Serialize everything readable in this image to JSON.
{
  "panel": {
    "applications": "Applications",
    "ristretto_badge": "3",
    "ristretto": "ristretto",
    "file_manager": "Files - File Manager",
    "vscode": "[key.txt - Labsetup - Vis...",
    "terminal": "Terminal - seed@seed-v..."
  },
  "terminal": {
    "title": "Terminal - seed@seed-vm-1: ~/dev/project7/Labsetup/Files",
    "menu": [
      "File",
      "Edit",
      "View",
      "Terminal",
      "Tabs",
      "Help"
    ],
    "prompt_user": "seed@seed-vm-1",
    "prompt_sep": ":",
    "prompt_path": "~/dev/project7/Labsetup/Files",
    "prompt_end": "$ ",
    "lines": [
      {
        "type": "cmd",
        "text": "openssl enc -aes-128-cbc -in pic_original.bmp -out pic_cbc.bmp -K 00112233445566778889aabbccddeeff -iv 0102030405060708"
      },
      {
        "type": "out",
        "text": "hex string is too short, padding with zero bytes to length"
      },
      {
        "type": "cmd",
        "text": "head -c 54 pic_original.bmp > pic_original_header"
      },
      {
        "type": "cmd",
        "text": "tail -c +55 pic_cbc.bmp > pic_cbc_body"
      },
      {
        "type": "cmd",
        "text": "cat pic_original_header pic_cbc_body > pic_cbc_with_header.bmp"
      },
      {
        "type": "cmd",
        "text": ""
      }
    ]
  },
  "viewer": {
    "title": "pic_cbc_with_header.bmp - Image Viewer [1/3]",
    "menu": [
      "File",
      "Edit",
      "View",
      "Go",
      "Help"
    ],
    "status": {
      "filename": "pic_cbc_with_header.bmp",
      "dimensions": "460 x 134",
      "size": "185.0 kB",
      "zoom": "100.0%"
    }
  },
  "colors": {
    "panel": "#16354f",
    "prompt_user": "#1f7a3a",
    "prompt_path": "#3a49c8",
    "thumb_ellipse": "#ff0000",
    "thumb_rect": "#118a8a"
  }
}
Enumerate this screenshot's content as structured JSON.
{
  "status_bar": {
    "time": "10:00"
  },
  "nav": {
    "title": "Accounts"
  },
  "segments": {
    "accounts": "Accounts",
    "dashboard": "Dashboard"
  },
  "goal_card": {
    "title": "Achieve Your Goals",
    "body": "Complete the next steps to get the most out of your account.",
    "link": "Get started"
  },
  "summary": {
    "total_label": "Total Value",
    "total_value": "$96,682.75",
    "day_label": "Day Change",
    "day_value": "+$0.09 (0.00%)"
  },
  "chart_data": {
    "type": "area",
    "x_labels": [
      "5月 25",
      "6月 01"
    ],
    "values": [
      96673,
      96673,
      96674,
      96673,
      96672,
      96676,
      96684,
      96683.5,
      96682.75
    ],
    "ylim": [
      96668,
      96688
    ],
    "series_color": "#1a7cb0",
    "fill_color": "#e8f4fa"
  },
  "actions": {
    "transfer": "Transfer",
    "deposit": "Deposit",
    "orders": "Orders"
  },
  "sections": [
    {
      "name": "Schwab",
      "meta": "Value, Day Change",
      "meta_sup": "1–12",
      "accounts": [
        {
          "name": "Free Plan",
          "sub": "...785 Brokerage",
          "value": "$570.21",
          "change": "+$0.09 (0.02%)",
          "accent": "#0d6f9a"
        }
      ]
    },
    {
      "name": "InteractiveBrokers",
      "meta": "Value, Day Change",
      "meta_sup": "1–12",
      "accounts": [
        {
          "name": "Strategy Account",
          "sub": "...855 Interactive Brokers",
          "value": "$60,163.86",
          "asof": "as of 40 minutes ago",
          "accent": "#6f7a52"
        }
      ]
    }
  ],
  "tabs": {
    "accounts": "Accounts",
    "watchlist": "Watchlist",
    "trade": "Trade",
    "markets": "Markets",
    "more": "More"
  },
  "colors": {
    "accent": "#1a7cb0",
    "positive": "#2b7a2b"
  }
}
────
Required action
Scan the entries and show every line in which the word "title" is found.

Response area
    "title": "Terminal - seed@seed-vm-1: ~/dev/project7/Labsetup/Files",
    "title": "pic_cbc_with_header.bmp - Image Viewer [1/3]",
    "title": "Accounts"
    "title": "Achieve Your Goals",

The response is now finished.